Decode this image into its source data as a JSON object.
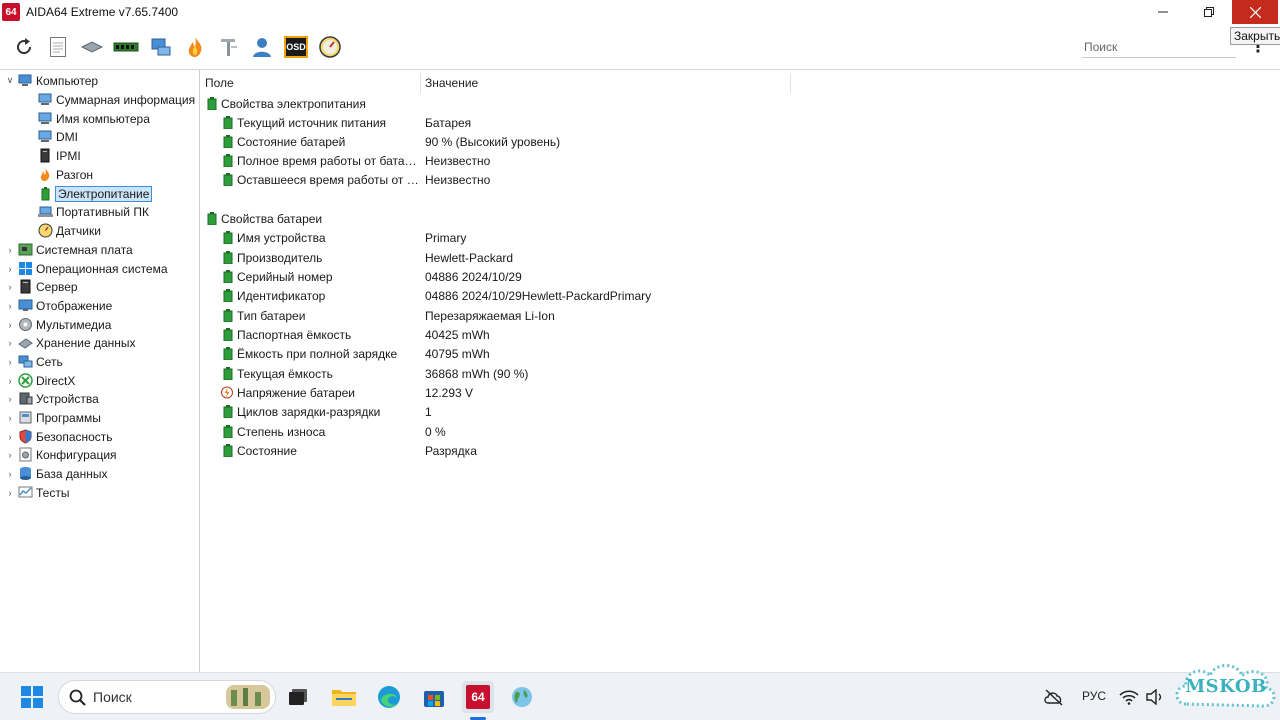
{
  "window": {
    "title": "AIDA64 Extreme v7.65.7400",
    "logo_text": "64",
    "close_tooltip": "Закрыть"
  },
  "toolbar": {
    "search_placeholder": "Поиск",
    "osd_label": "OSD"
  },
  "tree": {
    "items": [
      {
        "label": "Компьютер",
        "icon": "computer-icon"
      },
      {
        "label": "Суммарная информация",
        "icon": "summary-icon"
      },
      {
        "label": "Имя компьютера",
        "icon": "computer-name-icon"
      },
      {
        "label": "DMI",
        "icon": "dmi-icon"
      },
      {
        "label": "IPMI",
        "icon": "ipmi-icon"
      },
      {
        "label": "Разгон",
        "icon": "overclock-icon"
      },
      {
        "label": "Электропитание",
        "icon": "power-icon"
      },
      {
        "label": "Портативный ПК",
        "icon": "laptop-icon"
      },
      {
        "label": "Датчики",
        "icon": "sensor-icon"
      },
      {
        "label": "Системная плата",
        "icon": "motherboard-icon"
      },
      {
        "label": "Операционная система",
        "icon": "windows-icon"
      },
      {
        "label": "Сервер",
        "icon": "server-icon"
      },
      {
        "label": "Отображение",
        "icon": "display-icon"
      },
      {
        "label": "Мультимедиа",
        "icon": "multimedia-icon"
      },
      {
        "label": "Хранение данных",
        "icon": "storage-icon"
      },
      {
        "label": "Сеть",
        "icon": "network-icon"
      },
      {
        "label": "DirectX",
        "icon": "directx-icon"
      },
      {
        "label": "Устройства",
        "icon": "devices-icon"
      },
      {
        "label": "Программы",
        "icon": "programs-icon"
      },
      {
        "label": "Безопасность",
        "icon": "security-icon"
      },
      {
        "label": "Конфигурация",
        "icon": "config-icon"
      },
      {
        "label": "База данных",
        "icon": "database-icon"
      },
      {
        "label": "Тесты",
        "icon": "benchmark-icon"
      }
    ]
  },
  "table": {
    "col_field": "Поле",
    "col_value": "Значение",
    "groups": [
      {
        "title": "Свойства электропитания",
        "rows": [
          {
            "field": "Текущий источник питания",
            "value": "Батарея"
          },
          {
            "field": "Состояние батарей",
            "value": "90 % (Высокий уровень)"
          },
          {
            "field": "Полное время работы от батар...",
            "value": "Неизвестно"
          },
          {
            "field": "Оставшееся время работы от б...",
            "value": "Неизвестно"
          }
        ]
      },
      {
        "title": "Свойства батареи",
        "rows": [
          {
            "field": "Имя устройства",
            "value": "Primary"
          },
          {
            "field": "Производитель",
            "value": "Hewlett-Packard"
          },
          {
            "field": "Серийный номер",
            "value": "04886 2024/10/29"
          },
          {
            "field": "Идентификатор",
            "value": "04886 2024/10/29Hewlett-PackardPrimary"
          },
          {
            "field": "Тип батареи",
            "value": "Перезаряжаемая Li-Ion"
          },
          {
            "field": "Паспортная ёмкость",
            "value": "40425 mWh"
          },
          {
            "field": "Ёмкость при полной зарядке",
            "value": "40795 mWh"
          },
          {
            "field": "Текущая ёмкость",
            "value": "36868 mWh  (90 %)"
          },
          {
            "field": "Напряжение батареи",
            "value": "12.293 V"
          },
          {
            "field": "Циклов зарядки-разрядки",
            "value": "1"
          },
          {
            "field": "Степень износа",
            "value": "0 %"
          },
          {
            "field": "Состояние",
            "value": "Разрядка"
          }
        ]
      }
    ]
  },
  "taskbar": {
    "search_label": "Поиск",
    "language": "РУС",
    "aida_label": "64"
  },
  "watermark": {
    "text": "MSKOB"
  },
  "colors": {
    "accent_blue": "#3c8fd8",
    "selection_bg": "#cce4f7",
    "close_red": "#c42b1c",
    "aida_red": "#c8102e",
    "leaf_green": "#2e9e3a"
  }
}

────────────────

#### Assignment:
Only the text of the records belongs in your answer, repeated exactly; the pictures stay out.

#### Result for this task:
Decode this image into its source data as a JSON object.
{
  "window": {
    "title": "AIDA64 Extreme v7.65.7400",
    "logo_text": "64",
    "close_tooltip": "Закрыть"
  },
  "toolbar": {
    "search_placeholder": "Поиск",
    "osd_label": "OSD"
  },
  "tree": {
    "items": [
      {
        "label": "Компьютер",
        "icon": "computer-icon"
      },
      {
        "label": "Суммарная информация",
        "icon": "summary-icon"
      },
      {
        "label": "Имя компьютера",
        "icon": "computer-name-icon"
      },
      {
        "label": "DMI",
        "icon": "dmi-icon"
      },
      {
        "label": "IPMI",
        "icon": "ipmi-icon"
      },
      {
        "label": "Разгон",
        "icon": "overclock-icon"
      },
      {
        "label": "Электропитание",
        "icon": "power-icon"
      },
      {
        "label": "Портативный ПК",
        "icon": "laptop-icon"
      },
      {
        "label": "Датчики",
        "icon": "sensor-icon"
      },
      {
        "label": "Системная плата",
        "icon": "motherboard-icon"
      },
      {
        "label": "Операционная система",
        "icon": "windows-icon"
      },
      {
        "label": "Сервер",
        "icon": "server-icon"
      },
      {
        "label": "Отображение",
        "icon": "display-icon"
      },
      {
        "label": "Мультимедиа",
        "icon": "multimedia-icon"
      },
      {
        "label": "Хранение данных",
        "icon": "storage-icon"
      },
      {
        "label": "Сеть",
        "icon": "network-icon"
      },
      {
        "label": "DirectX",
        "icon": "directx-icon"
      },
      {
        "label": "Устройства",
        "icon": "devices-icon"
      },
      {
        "label": "Программы",
        "icon": "programs-icon"
      },
      {
        "label": "Безопасность",
        "icon": "security-icon"
      },
      {
        "label": "Конфигурация",
        "icon": "config-icon"
      },
      {
        "label": "База данных",
        "icon": "database-icon"
      },
      {
        "label": "Тесты",
        "icon": "benchmark-icon"
      }
    ]
  },
  "table": {
    "col_field": "Поле",
    "col_value": "Значение",
    "groups": [
      {
        "title": "Свойства электропитания",
        "rows": [
          {
            "field": "Текущий источник питания",
            "value": "Батарея"
          },
          {
            "field": "Состояние батарей",
            "value": "90 % (Высокий уровень)"
          },
          {
            "field": "Полное время работы от батар...",
            "value": "Неизвестно"
          },
          {
            "field": "Оставшееся время работы от б...",
            "value": "Неизвестно"
          }
        ]
      },
      {
        "title": "Свойства батареи",
        "rows": [
          {
            "field": "Имя устройства",
            "value": "Primary"
          },
          {
            "field": "Производитель",
            "value": "Hewlett-Packard"
          },
          {
            "field": "Серийный номер",
            "value": "04886 2024/10/29"
          },
          {
            "field": "Идентификатор",
            "value": "04886 2024/10/29Hewlett-PackardPrimary"
          },
          {
            "field": "Тип батареи",
            "value": "Перезаряжаемая Li-Ion"
          },
          {
            "field": "Паспортная ёмкость",
            "value": "40425 mWh"
          },
          {
            "field": "Ёмкость при полной зарядке",
            "value": "40795 mWh"
          },
          {
            "field": "Текущая ёмкость",
            "value": "36868 mWh  (90 %)"
          },
          {
            "field": "Напряжение батареи",
            "value": "12.293 V"
          },
          {
            "field": "Циклов зарядки-разрядки",
            "value": "1"
          },
          {
            "field": "Степень износа",
            "value": "0 %"
          },
          {
            "field": "Состояние",
            "value": "Разрядка"
          }
        ]
      }
    ]
  },
  "taskbar": {
    "search_label": "Поиск",
    "language": "РУС",
    "aida_label": "64"
  },
  "watermark": {
    "text": "MSKOB"
  },
  "colors": {
    "accent_blue": "#3c8fd8",
    "selection_bg": "#cce4f7",
    "close_red": "#c42b1c",
    "aida_red": "#c8102e",
    "leaf_green": "#2e9e3a"
  }
}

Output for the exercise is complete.